Thought from Today’s Old Testament Passage:
Keep my decrees and laws, for the man who obeys them will live by them. (Lev. 18:5)
The text appears to offer an alternate method of gaining eternal life, even if only theoretically. Is it true…that a person could have eternal life by perfectly keeping the law of God?…
The very context of this verse speaks against a works salvation. First, Leviticus 18 begins and ends (vv. 2 and 20) with the theological assumption that the hearers have the Lord as their God. Thus, this instruction deals with sanctification rather than justification.
Second, “those things” which they were not to do were the customs and ordinances; in short, the pagan idolatries of the Egyptians and Canaanites. This is a whole world apart from the question of salvation.
Third, never in the Old or New Testaments has pleasing God constituted the external performance of acts; these acts carried with them the evidence of a prior attitude of the heart. For instance, circumcision of the flesh without the circumcision of the heart was wasted effort….
Moses, therefore, was not describing the means of attaining salvation but only the horizon within which an earthly, godly life should be lived.
Walter C. Kaiser, Jr., Hard Sayings of the Old Testament (Downers Grove: InterVarsity Press) 1988, pp. 85-87
Package includes: 9 Program Video Series and Book - Beginning in the late 19th century, many intellectuals began to insist that scientific knowledge conflicts with traditional theistic belief—that science and belief in God are “at war.” Philosopher of science Stephen Meyer challenges this view by examining three scientific discoveries with decidedly theistic implications.
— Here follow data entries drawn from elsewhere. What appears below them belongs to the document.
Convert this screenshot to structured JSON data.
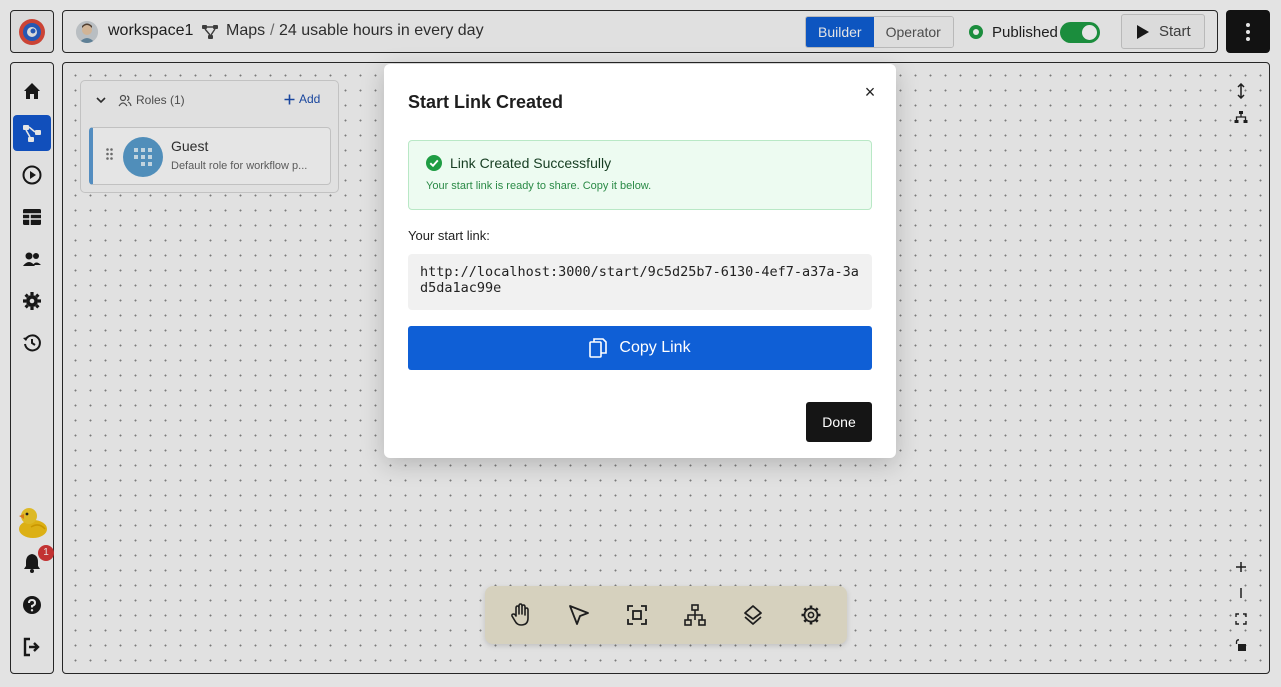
{
  "header": {
    "workspace_name": "workspace1",
    "breadcrumb_section": "Maps",
    "breadcrumb_separator": "/",
    "breadcrumb_title": "24 usable hours in every day",
    "mode_builder": "Builder",
    "mode_operator": "Operator",
    "active_mode": "Builder",
    "status_label": "Published",
    "published_enabled": true,
    "start_label": "Start"
  },
  "sidebar": {
    "items": [
      {
        "icon": "home-icon",
        "active": false
      },
      {
        "icon": "workflow-icon",
        "active": true
      },
      {
        "icon": "play-icon",
        "active": false
      },
      {
        "icon": "table-icon",
        "active": false
      },
      {
        "icon": "users-icon",
        "active": false
      },
      {
        "icon": "gear-icon",
        "active": false
      },
      {
        "icon": "history-icon",
        "active": false
      }
    ],
    "notification_count": "1",
    "bottom_items": [
      "bell-icon",
      "help-icon",
      "logout-icon"
    ]
  },
  "canvas": {
    "roles_panel": {
      "title": "Roles (1)",
      "add_label": "Add",
      "roles": [
        {
          "name": "Guest",
          "description": "Default role for workflow p..."
        }
      ]
    },
    "toolbar": [
      "hand-icon",
      "pointer-icon",
      "fit-view-icon",
      "hierarchy-icon",
      "layers-icon",
      "gear-icon"
    ]
  },
  "modal": {
    "title": "Start Link Created",
    "close_glyph": "×",
    "success_title": "Link Created Successfully",
    "success_message": "Your start link is ready to share. Copy it below.",
    "link_label": "Your start link:",
    "link_value": "http://localhost:3000/start/9c5d25b7-6130-4ef7-a37a-3ad5da1ac99e",
    "copy_label": "Copy Link",
    "done_label": "Done"
  },
  "colors": {
    "primary": "#0f5fd6",
    "success": "#1f9d44",
    "dark": "#151515",
    "badge": "#d93838"
  }
}
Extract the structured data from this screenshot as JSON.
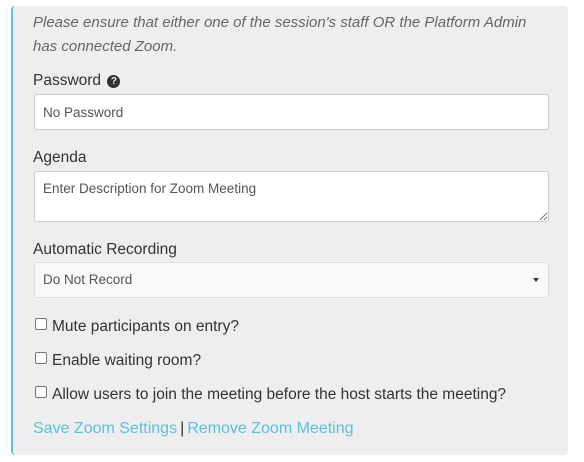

Building on the case for the intelligent design of life that he developed in Signature in the Cell and Darwin’s Doubt, Meyer demonstrates how discoveries in cosmology and physics coupled with those in biology help to establish the identity of the designing intelligence behind life and the universe.